In my experience, in this market, it would be a steal to get 4% seller financing - More common in my market is 6% - 8%

My current thought is to go in with an offer of 0 down, and 4% on a 15 year note.

In all honesty, I'm thinking I don't want the property otherwise.

I have to be careful as I do not believe the seller has even given thought to seller financing. So I will need to educate them at the same time. So I don't want to blind side them

Originally posted by @Drew MacDermott :
Originally posted by @Bill G.:

Search for loan servicing and select a servicer to administer the loan.

You get a cheaper loan, no points can be charged or other expenses to obtain the financing that will effect the APR.

Bill,

I am wondering if you meant for these two thoughts to be together?  Do you mean with a local loan servicing company they won't need to charge points, etc. because they are not a large banking institution regulated by red tape?  You had a great point, too, about not paying more for a home just because you are using seller financing.  Thanks!

Getting a loan servicer has benefits for both parties and well worth it. "Local" servicer might be nice if there is one, they don't need to be local, there are national servicers that will work just fine. A servicer will charge a fee, it can be paid by either party or both. Servicing fees are not part of the APR unless the borrower is required to pay them.

A seller financed note is financing equity based on a sale price, not cash, the sell is not to charge points or fees for making the equity loan available. A RMLO may charge a point or some fee to underwrite a seller financed loan, that is not going to the lender, but for a required service.

Points on a loan are pre paid interest, you can't have pre paid interest on equity out of an installment contract, "installment contract" is one financed by the seller of the goods (installment loan) regardless of title conveyed, title may or may not be conveyed. :) 

Medium logoscopiccroppedblue2Bill Gulley, General Real Estate Academy | https://generalrealestateacademy.com

Wow, @Bill Gulley  

There's a lot to learn based on that last response.

I spoke with my RE lawyer, I left with the impression that he can handle the entire transaction, from the contract to closing....

@Erik Schubert  In addition to the myriad of opinions from the BP community, there are some great books on the topic of seller financing. Amazon is a great search engine!

My friend John Schaub's book(s) come to mind at the top of my list. Jimmy Napier's Classic "Invest in Debt" is pretty crude and anything but literary, however it does give you a perspective from the note holders vantage point. 

I think the real advantage for you and seller is that you can strike a deal that makes sense without the constraints of third-party guidelines. 

Your best bet is to target sellers who want to sell and need a secure place to hold their sale proceeds and prefer a monthly payment to a lump sum. Also, sellers who need to sell due to financial pressure and are willing to accept a delayed payment or terms. 

The real money is maid in the back end as sellers (or their heirs) "come back to the well" and ask for early payoff. You then have another time point to negotiate a discount, etc.

Originally posted by @Erik Schubert :

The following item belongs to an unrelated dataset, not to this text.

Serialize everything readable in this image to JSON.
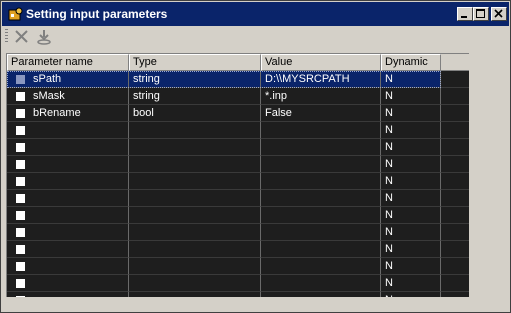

Wow, @Bill G. 

There's a lot to learn based on that last response.

I spoke with my RE lawyer, I left with the impression that he can handle the entire transaction, from the contract to closing....

And, he probably can, servicing is the collection of payments after closing. :) 

Medium logoscopiccroppedblue2Bill Gulley, General Real Estate Academy | https://generalrealestateacademy.com

@Bill Gulley  

Ahhhh! I searched for "loan servicing" and though I found companies, I did not really gain any knowledge. 

Thank you all for your wisdom, some of this stuff would take me hours to figure out.